Yates’ forthcoming album Cerulean meets Yates at his darkest and most vulnerable, as he transforms the pain of grief, fear and loss into an 11-track quest towards hope, light and peace. A crucial vehicle out of the depths of darkness and bitterness for Yates, Cerulean serves as a powerful reemergence filled with his signature remarkable vocal intimacy as well as a profound yet candid peek into the universal human experience.

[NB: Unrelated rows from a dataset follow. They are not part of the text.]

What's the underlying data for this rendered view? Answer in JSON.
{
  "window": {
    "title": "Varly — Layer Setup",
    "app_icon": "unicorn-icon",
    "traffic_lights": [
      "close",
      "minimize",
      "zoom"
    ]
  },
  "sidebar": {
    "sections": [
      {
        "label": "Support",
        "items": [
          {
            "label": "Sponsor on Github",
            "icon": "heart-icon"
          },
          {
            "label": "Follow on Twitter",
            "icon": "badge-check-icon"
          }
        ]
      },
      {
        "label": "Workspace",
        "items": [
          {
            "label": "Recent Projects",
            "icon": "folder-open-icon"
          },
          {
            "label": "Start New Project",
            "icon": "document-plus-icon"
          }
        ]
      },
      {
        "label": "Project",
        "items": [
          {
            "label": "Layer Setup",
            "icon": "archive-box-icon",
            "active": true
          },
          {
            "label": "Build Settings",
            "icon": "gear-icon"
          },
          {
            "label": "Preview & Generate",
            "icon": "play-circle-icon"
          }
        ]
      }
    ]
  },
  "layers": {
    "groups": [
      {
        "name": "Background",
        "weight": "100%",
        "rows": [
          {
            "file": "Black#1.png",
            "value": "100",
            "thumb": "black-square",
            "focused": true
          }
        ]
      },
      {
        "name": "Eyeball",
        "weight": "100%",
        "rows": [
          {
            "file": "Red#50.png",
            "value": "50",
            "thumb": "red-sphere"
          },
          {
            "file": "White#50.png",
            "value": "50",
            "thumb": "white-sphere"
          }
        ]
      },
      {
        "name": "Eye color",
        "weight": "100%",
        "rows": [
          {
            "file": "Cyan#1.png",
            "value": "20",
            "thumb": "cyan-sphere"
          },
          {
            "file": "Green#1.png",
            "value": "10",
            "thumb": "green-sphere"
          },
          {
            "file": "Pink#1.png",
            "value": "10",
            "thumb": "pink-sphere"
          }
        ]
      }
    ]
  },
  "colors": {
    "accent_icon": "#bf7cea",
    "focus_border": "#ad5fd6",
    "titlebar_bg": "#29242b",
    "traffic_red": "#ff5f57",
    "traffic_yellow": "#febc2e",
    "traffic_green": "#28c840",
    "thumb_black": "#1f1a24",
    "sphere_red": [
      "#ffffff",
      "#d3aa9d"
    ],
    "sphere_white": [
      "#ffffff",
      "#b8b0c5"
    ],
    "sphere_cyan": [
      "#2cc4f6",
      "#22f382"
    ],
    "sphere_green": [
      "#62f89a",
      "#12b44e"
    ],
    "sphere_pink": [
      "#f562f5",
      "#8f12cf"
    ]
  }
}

In May 2020, Yates released his third album, Quiet Talkers, which was met with high praise from tastemakers like Atwood Magazine, who wrote the album’s track, “Surviving is Easy” is “an earnest, heartfelt rendering of everyday struggle.” Author and host of the popular The Minimalists Podcast, Joshua Fields Millburn said of the album, “That ebullient feeling when you stumble into something special—that’s what I felt when I happened upon this album. A quiet masterpiece—winsome, muscular songwriting, perfect for a late-night drive.” Praise also has come in the form of a co-sign from fellow musician John Mayer, who said, “Want to hear a great song? I mean a REALLY great song? Ken Yates wrote a tune called “I Don’t Wanna Fall In Love” and posted a live video of it on YouTube. This song moved me when I first heard it and it still does today.”
Over the last decade, Ken Yates has solidified himself as a prolific musician, combining heartfelt lyricism, genuine authenticity and hypnotic guitar strums. After studying at the Berklee College of Music, Yates released The Backseat EP in 2011, followed by his full-length debut Twenty-Three in 2013. He won the Colleen Peterson Songwriting Award in 2014 for his song “The One That Got Away” and released his second album, Huntsville, in 2016, produced by Jim Bryson. By 2017, Yates was making waves in folk with his poignant songwriting, winning the awards for Canadian Folk Music Award for both Songwriter of the Year and New Artist of the Year. Now, with a fresh perspective and renewed sense of self, Yates brings honesty, growth and profound peace to his latest work, Cerulean. Nonetheless, Cerulean feels like a hard reset on Yates’ art and artistry. Reuniting with producer Jim Bryson, the album firmly steps into indie folk and alternative territories – he cites Big Thief, Andy Shauf, and The War On Drugs as a few of his inspirations.
“Honest Light,” featuring Caroline Marie Brooks, is out everywhere now, and sheds light on both the beauty and the pain that come with a life well-lived. Find Ken Yates on InstagramFacebook and Twitter and stay tuned for Cerulean, due out June 3, 2022 and available for pre-order now. Hear “The Big One,” “Consolation Prize,” “Best of the Broken Things,” “Honest Light,” and lots more live this summer across Ontario, Canada, Michigan, and Londonderry, NH this summer. Tickets are available to see Ken Yates with Kathleen Edwards here, see Yates at the Home County Music Festival here. Tickets to all other dates are on sale here, and register to see Yates’ performance at Kansas City’s Folk Alliance here.
Ken Yates Summer 2022 Tour Dates
June 8 – The Ark – Ann Arbor, MI
June 11 – Pumpstock – East Lansing, MI
June 18 – Bayfield Town Hall – Bayfield, ON w/ Jadea Kelly
June 19 – Bowie’s – Smiths Falls, ON
June 20 – The Red House – Kingston, ON
June 22 – The Cameron House – Toronto, ON
June 23 – Aeolian Hall – London, ON w/ Abigail Lapell
June 25 – Mills Hardware – Hamilton, ON w/ Abigail Lapell and Jenny Berkel
July 15-17 – Home County Festival – London, ON
July 27 – Concerts On The Common – Londonderry, NH w/ Brian Dunne
August 9 – Royal Botanical Gardens – Burlington, ON supporting Kathleen Edwards